___ Information supplied

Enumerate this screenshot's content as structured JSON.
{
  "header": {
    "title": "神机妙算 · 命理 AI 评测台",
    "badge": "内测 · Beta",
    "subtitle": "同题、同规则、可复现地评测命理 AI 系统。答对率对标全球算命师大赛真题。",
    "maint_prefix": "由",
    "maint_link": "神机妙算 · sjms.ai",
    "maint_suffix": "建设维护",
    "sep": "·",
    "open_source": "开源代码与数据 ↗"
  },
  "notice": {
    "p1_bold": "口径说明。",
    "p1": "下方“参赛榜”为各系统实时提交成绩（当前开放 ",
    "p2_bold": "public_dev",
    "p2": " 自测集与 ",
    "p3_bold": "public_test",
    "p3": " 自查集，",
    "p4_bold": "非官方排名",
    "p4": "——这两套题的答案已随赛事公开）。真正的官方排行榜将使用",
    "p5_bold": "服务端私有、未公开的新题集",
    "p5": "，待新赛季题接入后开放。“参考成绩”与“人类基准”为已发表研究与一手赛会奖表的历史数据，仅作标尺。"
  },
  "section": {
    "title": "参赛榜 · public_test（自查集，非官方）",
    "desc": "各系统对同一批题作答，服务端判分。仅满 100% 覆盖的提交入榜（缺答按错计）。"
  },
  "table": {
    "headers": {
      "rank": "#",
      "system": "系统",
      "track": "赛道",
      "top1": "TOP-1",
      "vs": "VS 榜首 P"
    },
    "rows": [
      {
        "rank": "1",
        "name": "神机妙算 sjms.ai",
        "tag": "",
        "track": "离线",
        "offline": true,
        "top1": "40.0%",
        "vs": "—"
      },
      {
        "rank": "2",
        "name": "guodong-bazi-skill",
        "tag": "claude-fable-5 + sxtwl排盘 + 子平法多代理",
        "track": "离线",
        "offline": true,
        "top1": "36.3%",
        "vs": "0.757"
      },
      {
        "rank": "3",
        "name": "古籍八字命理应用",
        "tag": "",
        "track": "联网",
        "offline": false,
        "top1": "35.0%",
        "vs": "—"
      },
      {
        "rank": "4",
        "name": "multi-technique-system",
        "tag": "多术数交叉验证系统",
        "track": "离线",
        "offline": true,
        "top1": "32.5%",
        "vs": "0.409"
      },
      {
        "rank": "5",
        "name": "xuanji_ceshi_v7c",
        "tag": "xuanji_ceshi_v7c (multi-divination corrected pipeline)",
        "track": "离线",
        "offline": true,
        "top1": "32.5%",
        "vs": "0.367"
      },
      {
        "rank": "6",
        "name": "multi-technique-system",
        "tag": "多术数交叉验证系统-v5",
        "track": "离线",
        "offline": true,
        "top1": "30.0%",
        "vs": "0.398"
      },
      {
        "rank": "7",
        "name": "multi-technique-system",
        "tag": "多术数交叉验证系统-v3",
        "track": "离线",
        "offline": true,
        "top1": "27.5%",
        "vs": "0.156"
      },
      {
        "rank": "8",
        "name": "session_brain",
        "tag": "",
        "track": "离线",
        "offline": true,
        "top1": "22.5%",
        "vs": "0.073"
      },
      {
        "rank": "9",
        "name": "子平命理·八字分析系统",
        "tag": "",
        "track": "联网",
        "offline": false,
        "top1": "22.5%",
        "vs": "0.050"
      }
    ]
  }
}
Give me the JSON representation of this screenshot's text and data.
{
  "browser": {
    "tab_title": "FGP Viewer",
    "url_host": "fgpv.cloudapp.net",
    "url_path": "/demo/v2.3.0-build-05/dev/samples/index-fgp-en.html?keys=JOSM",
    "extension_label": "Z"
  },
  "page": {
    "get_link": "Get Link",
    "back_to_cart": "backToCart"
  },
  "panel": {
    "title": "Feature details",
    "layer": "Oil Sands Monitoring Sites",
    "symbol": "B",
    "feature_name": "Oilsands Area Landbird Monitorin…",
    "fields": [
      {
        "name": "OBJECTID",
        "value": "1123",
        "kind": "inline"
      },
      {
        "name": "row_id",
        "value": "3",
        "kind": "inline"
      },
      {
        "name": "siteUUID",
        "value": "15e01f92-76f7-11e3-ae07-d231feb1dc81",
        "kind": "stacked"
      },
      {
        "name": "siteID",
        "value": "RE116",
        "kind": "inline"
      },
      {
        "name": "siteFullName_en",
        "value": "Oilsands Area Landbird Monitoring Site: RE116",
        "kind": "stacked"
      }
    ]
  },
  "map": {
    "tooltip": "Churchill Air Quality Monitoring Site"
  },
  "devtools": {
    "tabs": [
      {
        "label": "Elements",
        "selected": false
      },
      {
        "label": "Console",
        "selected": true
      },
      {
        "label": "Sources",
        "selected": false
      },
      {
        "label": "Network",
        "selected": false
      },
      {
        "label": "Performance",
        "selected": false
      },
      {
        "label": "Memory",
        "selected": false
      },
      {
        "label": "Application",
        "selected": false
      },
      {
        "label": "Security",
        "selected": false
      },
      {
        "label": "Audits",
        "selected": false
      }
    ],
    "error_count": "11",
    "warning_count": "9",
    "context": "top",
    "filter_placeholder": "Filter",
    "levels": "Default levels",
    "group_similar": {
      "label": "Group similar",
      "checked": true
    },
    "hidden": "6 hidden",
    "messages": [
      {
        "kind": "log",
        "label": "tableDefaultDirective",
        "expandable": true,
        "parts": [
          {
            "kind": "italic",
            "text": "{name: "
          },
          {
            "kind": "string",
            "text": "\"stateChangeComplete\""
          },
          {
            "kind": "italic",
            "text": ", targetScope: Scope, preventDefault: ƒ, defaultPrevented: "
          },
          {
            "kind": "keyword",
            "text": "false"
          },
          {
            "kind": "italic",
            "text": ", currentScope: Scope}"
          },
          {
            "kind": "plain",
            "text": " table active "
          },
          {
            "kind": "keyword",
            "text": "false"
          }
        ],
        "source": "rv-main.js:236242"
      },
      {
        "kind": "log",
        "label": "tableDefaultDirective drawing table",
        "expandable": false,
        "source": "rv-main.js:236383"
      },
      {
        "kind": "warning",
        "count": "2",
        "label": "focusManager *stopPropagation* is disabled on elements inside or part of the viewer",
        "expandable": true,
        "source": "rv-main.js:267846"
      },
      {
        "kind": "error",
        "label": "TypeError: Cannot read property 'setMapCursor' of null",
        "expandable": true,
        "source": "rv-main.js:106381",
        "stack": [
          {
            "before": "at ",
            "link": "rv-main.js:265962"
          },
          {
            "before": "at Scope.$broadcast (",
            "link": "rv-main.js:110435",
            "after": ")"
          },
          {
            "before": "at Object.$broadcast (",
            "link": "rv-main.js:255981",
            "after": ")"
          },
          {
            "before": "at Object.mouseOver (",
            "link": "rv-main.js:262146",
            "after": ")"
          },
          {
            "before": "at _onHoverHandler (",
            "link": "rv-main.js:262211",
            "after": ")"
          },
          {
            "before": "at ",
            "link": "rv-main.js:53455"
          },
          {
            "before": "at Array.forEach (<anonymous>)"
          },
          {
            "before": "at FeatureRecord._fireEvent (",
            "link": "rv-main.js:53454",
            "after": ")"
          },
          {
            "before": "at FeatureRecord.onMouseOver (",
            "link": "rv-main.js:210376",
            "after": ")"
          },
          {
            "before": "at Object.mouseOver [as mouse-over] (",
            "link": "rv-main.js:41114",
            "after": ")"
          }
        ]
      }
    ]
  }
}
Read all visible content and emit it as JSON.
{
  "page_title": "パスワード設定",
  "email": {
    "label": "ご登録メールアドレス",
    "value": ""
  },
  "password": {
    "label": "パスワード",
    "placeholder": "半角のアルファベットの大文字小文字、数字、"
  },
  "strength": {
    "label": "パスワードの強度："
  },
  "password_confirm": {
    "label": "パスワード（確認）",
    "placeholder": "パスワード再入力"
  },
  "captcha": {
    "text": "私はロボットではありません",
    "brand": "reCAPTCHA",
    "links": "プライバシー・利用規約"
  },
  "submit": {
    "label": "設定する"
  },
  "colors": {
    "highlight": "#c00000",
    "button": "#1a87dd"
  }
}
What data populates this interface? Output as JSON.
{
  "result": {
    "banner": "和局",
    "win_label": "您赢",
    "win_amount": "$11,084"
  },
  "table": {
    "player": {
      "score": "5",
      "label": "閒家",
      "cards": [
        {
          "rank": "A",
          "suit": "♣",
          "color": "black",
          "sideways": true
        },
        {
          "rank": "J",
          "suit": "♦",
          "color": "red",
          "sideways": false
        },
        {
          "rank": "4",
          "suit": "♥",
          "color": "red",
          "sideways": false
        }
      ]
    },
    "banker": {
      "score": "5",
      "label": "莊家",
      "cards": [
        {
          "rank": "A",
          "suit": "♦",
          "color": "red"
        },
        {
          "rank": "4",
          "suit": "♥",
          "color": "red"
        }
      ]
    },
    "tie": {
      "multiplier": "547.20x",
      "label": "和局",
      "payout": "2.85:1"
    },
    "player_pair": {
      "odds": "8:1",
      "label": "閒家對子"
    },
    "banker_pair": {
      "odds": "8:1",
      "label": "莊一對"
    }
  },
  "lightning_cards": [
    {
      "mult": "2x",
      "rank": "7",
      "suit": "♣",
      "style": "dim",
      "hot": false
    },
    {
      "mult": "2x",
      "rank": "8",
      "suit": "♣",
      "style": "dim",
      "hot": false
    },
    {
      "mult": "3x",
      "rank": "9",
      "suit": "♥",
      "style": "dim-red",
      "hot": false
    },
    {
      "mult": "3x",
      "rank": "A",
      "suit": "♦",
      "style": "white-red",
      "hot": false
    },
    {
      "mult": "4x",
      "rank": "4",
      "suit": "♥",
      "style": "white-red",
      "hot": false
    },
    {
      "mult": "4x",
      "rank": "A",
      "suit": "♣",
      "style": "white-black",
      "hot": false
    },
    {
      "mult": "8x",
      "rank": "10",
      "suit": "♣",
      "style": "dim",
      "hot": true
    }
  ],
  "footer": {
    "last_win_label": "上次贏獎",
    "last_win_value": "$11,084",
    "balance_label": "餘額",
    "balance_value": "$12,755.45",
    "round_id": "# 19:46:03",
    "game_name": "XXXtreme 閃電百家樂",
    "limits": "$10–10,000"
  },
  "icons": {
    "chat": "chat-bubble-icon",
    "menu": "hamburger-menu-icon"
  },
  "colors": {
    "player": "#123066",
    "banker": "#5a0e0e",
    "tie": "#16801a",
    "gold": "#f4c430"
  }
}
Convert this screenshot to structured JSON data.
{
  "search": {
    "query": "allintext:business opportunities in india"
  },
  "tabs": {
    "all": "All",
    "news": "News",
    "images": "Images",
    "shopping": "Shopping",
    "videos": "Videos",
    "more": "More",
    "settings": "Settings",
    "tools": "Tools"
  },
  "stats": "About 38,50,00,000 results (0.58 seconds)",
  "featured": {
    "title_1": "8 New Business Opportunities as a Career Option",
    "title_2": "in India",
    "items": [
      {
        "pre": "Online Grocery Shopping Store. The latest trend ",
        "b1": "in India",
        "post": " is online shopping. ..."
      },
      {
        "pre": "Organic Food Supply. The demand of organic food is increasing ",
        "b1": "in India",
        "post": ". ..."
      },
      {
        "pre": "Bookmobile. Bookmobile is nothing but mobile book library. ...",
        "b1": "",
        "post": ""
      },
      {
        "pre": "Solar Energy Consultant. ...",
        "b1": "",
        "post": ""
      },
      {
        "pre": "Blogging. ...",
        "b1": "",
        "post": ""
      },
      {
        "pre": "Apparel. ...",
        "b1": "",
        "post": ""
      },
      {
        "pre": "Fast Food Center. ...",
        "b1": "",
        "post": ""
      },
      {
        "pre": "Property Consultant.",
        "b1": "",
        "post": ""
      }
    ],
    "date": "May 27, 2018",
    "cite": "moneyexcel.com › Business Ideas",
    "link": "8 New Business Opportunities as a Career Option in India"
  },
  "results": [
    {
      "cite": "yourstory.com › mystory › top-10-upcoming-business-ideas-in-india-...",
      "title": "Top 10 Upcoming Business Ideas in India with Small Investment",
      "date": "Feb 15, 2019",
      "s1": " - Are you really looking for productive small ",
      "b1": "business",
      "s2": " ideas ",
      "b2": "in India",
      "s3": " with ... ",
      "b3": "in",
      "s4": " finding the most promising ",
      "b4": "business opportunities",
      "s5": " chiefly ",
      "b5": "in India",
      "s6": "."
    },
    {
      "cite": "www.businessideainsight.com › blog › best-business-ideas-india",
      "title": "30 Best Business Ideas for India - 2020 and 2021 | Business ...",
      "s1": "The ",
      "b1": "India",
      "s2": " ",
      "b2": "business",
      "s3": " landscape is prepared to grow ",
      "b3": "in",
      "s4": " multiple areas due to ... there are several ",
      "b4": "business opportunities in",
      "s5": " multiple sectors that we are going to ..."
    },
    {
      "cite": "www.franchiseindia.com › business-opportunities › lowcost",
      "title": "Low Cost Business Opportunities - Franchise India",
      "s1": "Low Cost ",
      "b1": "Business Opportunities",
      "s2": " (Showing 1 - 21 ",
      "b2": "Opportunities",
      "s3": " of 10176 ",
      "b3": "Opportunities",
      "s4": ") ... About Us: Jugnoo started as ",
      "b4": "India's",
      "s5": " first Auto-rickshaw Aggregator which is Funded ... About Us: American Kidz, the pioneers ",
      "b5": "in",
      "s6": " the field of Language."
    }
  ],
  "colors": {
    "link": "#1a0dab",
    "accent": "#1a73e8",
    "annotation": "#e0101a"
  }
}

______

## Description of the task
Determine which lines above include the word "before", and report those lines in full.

## Reply
            "before": "at ",
            "before": "at Scope.$broadcast (",
            "before": "at Object.$broadcast (",
            "before": "at Object.mouseOver (",
            "before": "at _onHoverHandler (",
            "before": "at ",
            "before": "at Array.forEach (<anonymous>)"
            "before": "at FeatureRecord._fireEvent (",
            "before": "at FeatureRecord.onMouseOver (",
            "before": "at Object.mouseOver [as mouse-over] (",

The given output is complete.